       // Java Code

When specifying multiple programming languages, each code block should be styled as a tab:

<div class="codetabs" markdown="1">

    <div data-lang="java" markdown="1"> 

     // Java Code


    <div data-lang="scala" markdown="1">

     // Scala Code



These code blocks are often used to learn and explore, so there are a few best practices to keep in mind:

  • Showcase key development tasks. Reserve code examples for common implementation scenarios that are meaningful for users. Leave more lengthy and complicated examples for tutorials or walkthroughs.

  • Ensure the code is standalone. Code examples should be self-contained and not have external dependencies (except for outlier cases such as examples on how to use specific connectors). Include all import statements without using wildcards, so that newcomers can understand and learn which packages are being used.

  • Avoid shortcuts. For example, handle exceptions and cleanup as you would in real-world code.

  • Include comments, but don’t overdo it. Provide an introduction describing the main functionality of the code and possible caveats that might not be obvious from reading it. Use comments to clarify implementation details and to describe the expected output.

  • Commands in code blocks. Commands can be documented using bash syntax highlighted code blocks. The following items should be considered when adding commands to the documentation:

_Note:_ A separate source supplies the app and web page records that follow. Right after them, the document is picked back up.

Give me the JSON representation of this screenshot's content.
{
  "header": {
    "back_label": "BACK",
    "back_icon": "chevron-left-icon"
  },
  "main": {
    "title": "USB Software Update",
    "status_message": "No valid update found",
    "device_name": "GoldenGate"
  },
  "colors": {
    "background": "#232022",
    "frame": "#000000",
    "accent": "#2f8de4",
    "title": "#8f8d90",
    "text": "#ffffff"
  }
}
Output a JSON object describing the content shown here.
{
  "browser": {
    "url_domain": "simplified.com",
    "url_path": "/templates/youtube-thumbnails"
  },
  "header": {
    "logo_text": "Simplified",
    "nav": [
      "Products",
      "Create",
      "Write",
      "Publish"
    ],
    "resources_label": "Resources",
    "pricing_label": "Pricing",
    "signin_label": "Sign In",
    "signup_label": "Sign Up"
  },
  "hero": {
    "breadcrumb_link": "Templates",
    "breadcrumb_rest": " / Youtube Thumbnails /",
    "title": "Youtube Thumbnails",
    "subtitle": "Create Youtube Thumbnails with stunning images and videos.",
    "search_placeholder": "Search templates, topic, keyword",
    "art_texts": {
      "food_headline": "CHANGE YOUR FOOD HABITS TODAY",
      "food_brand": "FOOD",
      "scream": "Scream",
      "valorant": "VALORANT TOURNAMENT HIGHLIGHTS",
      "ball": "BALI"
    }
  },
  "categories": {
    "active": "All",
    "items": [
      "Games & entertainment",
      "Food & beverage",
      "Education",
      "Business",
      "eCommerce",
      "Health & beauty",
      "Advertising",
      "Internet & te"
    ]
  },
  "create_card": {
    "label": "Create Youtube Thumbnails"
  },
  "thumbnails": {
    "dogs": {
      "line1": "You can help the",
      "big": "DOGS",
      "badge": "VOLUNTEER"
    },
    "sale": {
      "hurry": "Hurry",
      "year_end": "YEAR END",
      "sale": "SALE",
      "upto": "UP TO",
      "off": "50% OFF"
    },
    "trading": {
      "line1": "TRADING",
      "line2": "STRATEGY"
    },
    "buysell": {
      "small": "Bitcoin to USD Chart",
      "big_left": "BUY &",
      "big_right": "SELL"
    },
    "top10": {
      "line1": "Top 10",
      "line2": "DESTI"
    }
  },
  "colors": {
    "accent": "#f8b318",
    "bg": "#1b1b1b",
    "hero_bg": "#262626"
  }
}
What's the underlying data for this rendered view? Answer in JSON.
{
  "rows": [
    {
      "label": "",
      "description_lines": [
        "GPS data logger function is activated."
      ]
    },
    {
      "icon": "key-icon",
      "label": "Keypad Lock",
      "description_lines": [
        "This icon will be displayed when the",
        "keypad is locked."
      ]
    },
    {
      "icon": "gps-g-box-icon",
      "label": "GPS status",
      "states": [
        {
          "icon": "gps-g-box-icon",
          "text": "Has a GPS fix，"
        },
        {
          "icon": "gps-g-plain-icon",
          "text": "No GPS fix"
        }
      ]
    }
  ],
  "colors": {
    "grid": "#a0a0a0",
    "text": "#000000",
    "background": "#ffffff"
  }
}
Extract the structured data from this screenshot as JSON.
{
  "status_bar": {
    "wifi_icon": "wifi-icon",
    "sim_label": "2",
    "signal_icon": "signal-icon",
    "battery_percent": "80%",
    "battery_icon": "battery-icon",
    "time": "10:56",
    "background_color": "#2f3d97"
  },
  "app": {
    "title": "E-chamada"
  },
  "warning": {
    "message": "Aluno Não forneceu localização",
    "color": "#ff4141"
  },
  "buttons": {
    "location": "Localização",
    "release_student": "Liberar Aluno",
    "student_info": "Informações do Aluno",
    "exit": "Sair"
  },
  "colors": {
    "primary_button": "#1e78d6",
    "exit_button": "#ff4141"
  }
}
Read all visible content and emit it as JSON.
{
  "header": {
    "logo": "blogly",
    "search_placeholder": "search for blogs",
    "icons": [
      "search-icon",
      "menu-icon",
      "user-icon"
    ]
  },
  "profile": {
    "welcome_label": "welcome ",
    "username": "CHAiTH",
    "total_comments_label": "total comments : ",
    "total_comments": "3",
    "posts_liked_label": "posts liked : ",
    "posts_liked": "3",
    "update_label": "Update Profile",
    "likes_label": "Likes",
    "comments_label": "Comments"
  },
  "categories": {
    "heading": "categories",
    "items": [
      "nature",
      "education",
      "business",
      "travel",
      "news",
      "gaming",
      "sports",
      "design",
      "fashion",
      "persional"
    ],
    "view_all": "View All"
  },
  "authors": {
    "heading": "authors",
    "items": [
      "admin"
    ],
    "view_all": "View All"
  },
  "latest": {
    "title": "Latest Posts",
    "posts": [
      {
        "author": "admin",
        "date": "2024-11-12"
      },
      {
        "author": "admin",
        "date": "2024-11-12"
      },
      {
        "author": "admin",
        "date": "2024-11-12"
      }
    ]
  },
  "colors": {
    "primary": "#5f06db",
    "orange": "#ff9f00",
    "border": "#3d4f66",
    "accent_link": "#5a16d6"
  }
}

    • Use long parameter names. Long parameter names help the reader to understand the purpose of the command. They should be preferred over their short counterparts.
    • One parameter per line. Using long parameter names makes the command possibly harder to read. Putting one parameter per line improves the readability. You need to add a backslash \ escaping the newline at the end of each intermediate line to support copy&paste.
    • Indentation. Each new parameter line should be indented by 6 spaces.
    • Use $ prefix to indicate command start. The readability of the code block might worsen having multiple commands in place. Putting a dollar sign $ in front of each new commands helps identifying the start of a command.

    A properly formatted command would look like this:

$ ./bin/flink run-application \
--target kubernetes-application \
-Dkubernetes.cluster-id=my-first-application-cluster \
-Dkubernetes.container.image=custom-image-name \

General Guiding Principles #

This style guide has the overarching goal of setting the foundation for documentation that is Accessible, Consistent, Objective, Logical and Inclusive.

Accessible #

The Flink community is diverse and international, so you need to think wide and globally when writing documentation. Not everyone speaks English at a native level and the level of experience with Flink (and stream processing in general) ranges from absolute beginners to experienced advanced users. Ensure technical accuracy and linguistic clarity in the content you produce so that it can be understood by all users.

Consistent #

Stick to the basic guidelines detailed in this style guide and use your own best judgment to uniformly spell, capitalize, hyphenate, bold and italicize text. Correct grammar, punctuation and spelling are desirable, but not a hard requirement — documentation contributions are open to any level of language proficiency.

Objective #

Keep your sentences short and to the point. As a rule of thumb, if a sentence is shorter than 14 words, readers will likely understand 90 percent of its content. Sentences with more than 25 words are usually harder to understand and should be revised and split, when possible. Being concise and using well-known keywords also allows users to navigate to relevant documentation with little effort.

Logical #

Be mindful that most users will scan through online content and only read around 28 percent of it. This underscores the importance of grouping related ideas together into a clear hierarchy of information and using focused, descriptive headings. Placing the most relevant information in the first two paragraphs of each section is a good practice that increases the “return of time invested” for the user.

Inclusive #

Use positive language and concrete, relatable examples to ensure the content is findable and welcoming to all users. The documentation is translated to other languages, so using simple language and familiar words also helps reduce the translation effort.